Beyond debates on overhauling medical malpractice, reforming the juvenile justice system and balancing the budget, Georgia lawmakers have held judiciary housekeeping legislation on track.
Bills that would regulate prosecutors in probate courts, raise contempt-of-court fines and create new judgeships had already passed one chamber of the General Assembly before Thursday’s "crossover day," by which bills must have garnered approval from the state House or Senate or die for the session.
Senate Bill 120 would allow probate court judges in counties that do not have state courts to request district attorneys prosecute misdemeanor criminal cases, rather than have only the law enforcement officers involved in the cases bring them to court. Under the bill, if the district attorney declines to prosecute due to a lack of resources, the county commission may hire a private attorney to prosecute.
The state Council of Probate Court Judges backs the bill, which is sponsored by Sen. John Crosby, R-Tifton, who is a retired judge.

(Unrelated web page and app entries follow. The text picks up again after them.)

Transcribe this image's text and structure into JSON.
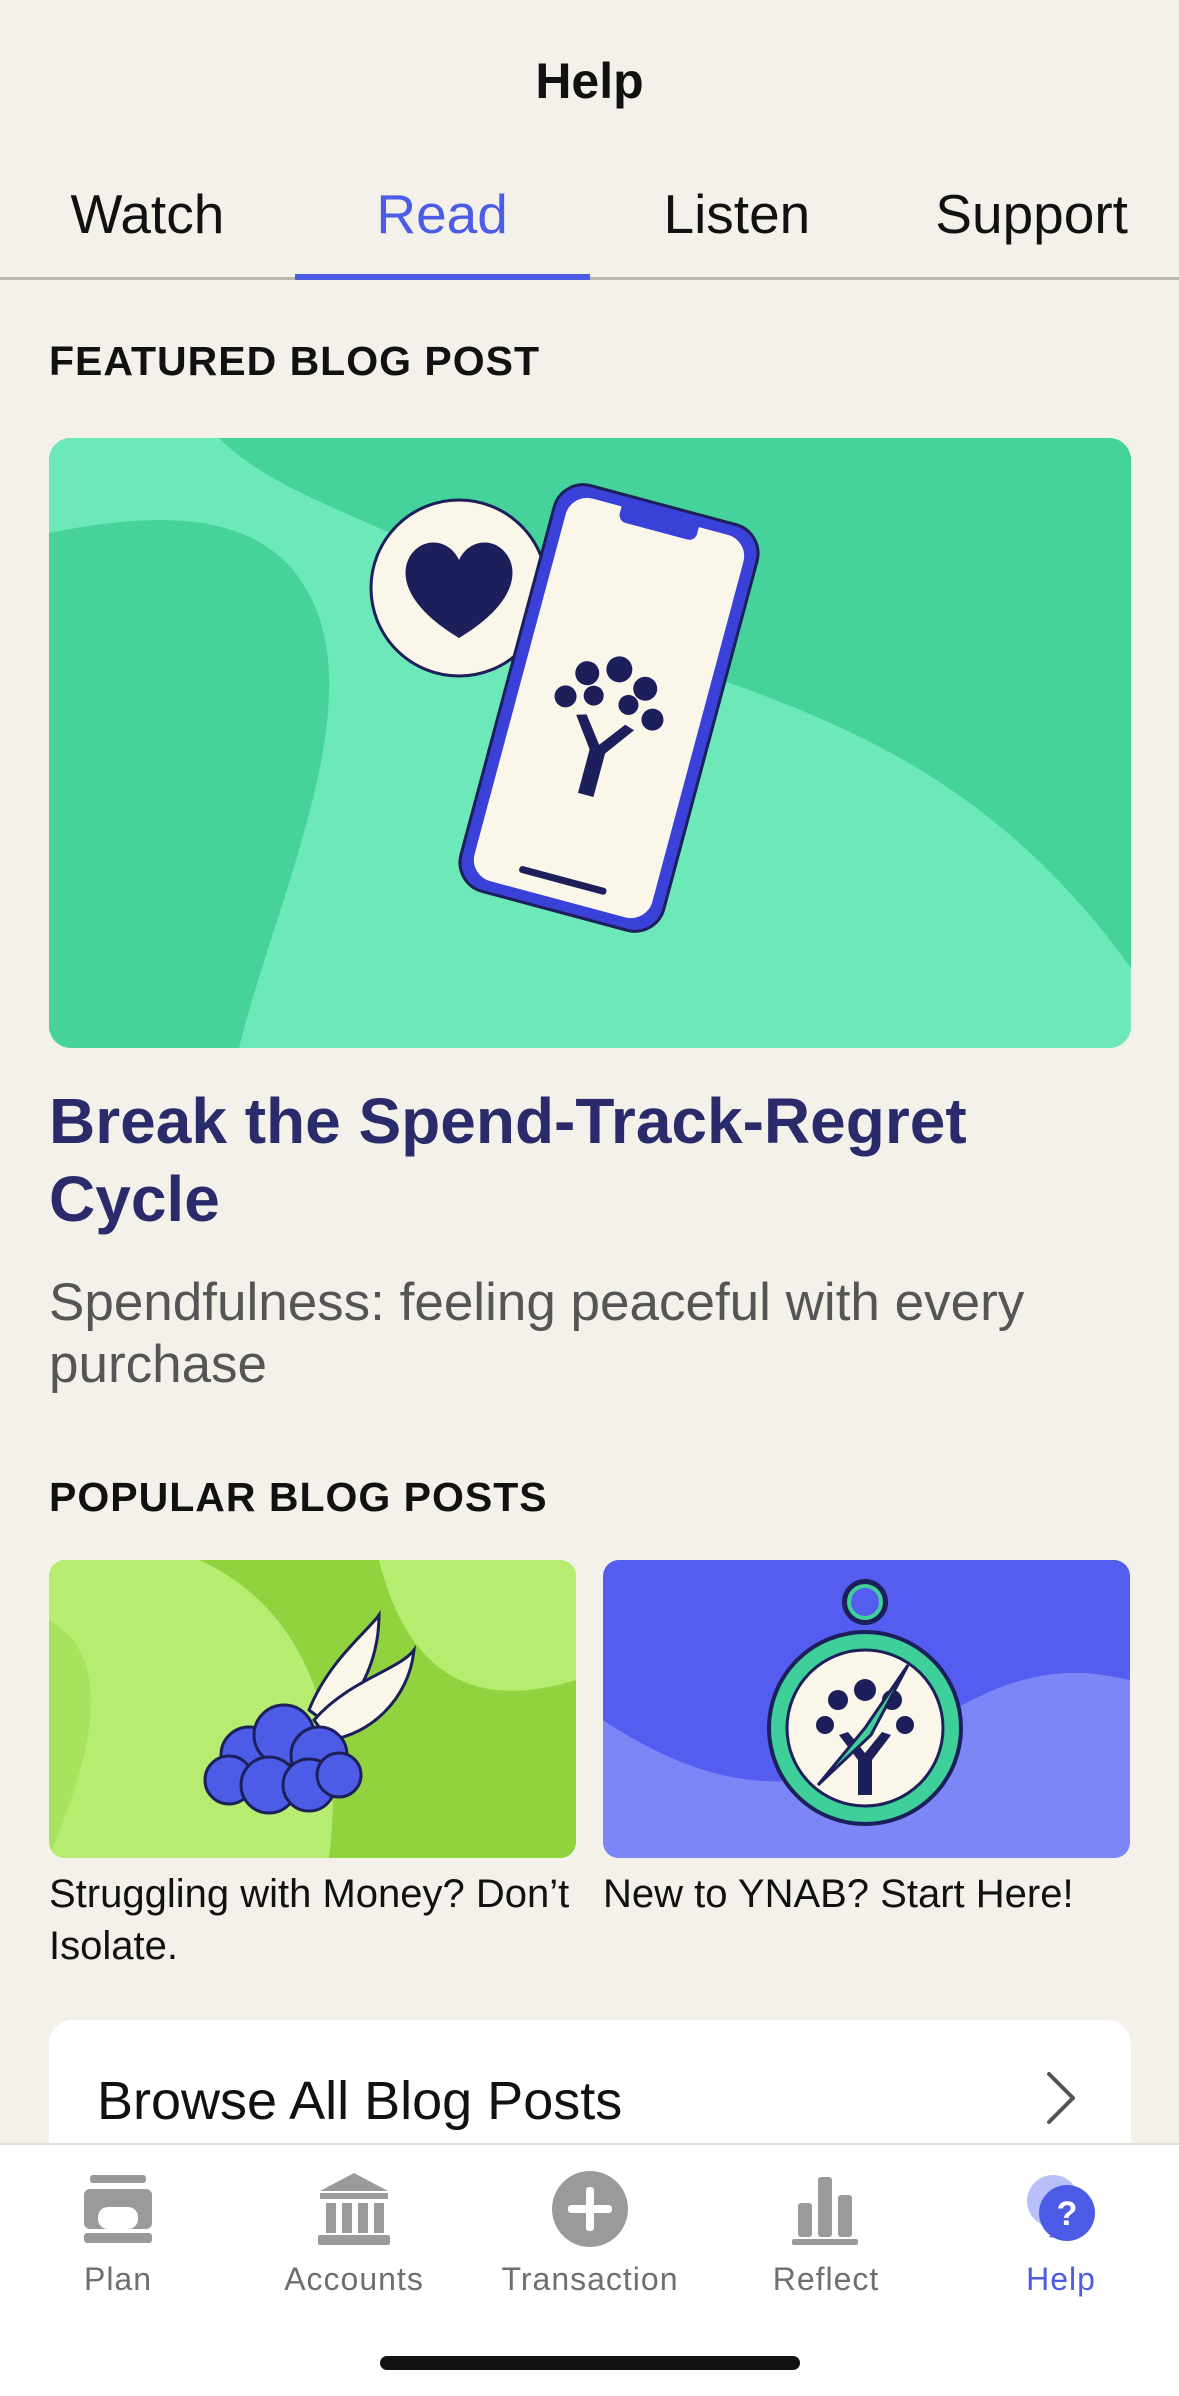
{
  "header": {
    "title": "Help"
  },
  "tabs": [
    {
      "label": "Watch",
      "active": false
    },
    {
      "label": "Read",
      "active": true
    },
    {
      "label": "Listen",
      "active": false
    },
    {
      "label": "Support",
      "active": false
    }
  ],
  "featured": {
    "section_label": "FEATURED BLOG POST",
    "title": "Break the Spend-Track-Regret Cycle",
    "subtitle": "Spendfulness: feeling peaceful with every purchase",
    "image_icon": "phone-heart-illustration"
  },
  "popular": {
    "section_label": "POPULAR BLOG POSTS",
    "posts": [
      {
        "title": "Struggling with Money? Don’t Isolate.",
        "image_icon": "winged-cloud-illustration"
      },
      {
        "title": "New to YNAB? Start Here!",
        "image_icon": "compass-illustration"
      }
    ]
  },
  "browse": {
    "label": "Browse All Blog Posts"
  },
  "bottom_nav": [
    {
      "label": "Plan",
      "icon": "plan-icon",
      "active": false
    },
    {
      "label": "Accounts",
      "icon": "bank-icon",
      "active": false
    },
    {
      "label": "Transaction",
      "icon": "plus-circle-icon",
      "active": false
    },
    {
      "label": "Reflect",
      "icon": "bar-chart-icon",
      "active": false
    },
    {
      "label": "Help",
      "icon": "help-bubble-icon",
      "active": true
    }
  ],
  "colors": {
    "accent": "#4d5ce6",
    "featured_title": "#2a2b6b",
    "background": "#f4f1ea"
  }
}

Current state law allows probate court judges to request that district attorneys prosecute only traffic cases, said Cook County Probate Court Judge Chase Daughtrey, who is the council’s vice president.
"If the DA is unable to assist or refuses to assist, there is nothing that provides for what’s the next step," Daughtrey said. "I think we’d all feel better if this was clarified."
There are 80 counties without state courts, and many already contract with private attorneys to prosecute traffic and misdemeanor cases in their probate courts, Daughtrey said. Those jurisdictions that don’t instead allow law enforcement officers to present the state’s case. This approach is rife with problems, Daughtrey said.
"In rural circuits, especially, there are troopers covering three or four counties, and they have to take time away to go to court," he said. "Charges can get dropped because law enforcement is unable to appear. The judge can continue the case, but at a certain point, really that’s not fair for the defendant."
In 2001, Oconee County requested then- Attorney General Thurbert Baker’s opinion regarding the practice of hiring private prosecutors and received an unofficial one stating it was OK, Daughtrey said. The opinion is U2001-2.
SB 120 would essentially codify that opinion and establish qualifications, duties and responsibilities of prosecutors in probate courts. Daughtrey made a point to note that the bill would not require counties to hire private attorneys, but it would give them the option under the law.
SB 120 passed the Senate on Feb. 25 but remains a work in progress.
Douglas County District Attorney David McDade, chairman of the state District Attorneys’ Association’s legislative affairs committee, said prosecutors were concerned the bill would preclude them from their decision-making process involving prosecutions.
"We are working with the bill’s sponsor to address our concerns and have confidence in his commitment that our issues will be resolved," said McDade.
"We wanted it made clear that we participate in either providing prosecution services to that court or we have input in how the service is provided if it’s not us.
"We expect to be in support of the end result in the final version of this bill," McDade added.
Increasing contempt fines
Senate Bill 66, which passed the Senate on Feb. 11, would double contempt fines in superior and state courts from $500 to $1,000.
"This bill was brought to me by the superior court judges down in the Augusta circuit who thought they ought to be raised," said Senate Judiciary Non-Civil Committee Chairman Jesse Stone, R-Waynesboro, who is sponsoring the legislation. "They had not been changed in over 30 years."
The bill also would change the contempt statute for state court so that a judge could issue a fine and order jail time. The current law allows only one or the other punishment in state court, but superior court judges can levy both.
Stone said the measure garnered approval from the Judicial Council of Georgia and other judges. During committee hearings on the bill, supporters testified that increasing the fines would help state and superior courts better ensure parties in pro se cases and cases involving corporate litigants show up to proceedings and follow judges’ orders, Stone added.
The sponsor said he also fielded requests from probate and municipal courts for increased contempt fines but decided not to broaden his bill.
"We just didn’t feel that we needed to move on that just yet," said Stone. "Because of the different type of cases that come before superior and state courts, it’s warranted that they have a higher contempt fine. They tend to hear cases that have higher amounts at stake."
There are identical bills in the House and Senate that would add two new superior court judge seats. House Bill 451, whose main sponsor is Rep. Calvin Smyre, D-Columbus, passed the House on Tuesday via a 170-0 vote. Smyre’s legislative district includes the Chattahoochee Circuit, which would receive one of the two new judges.
The other bill is Senate Bill 165, sponsored by Senate Judiciary Committee Chairman Josh McKoon, R-Columbus. It passed the Senate Thursday in a 53-0 vote.
The Judicial Council in September voted to ask the Legislature to create two new judgeships in Chattahoochee and Oconee circuits based on their workloads and population. In 2011, the council requested new judgeships in Bell-Forsyth, Piedmont, Middle and Oconee circuits, but the Legislature only approved adding judges in Bell-Forsyth and Piedmont because of limited state funds.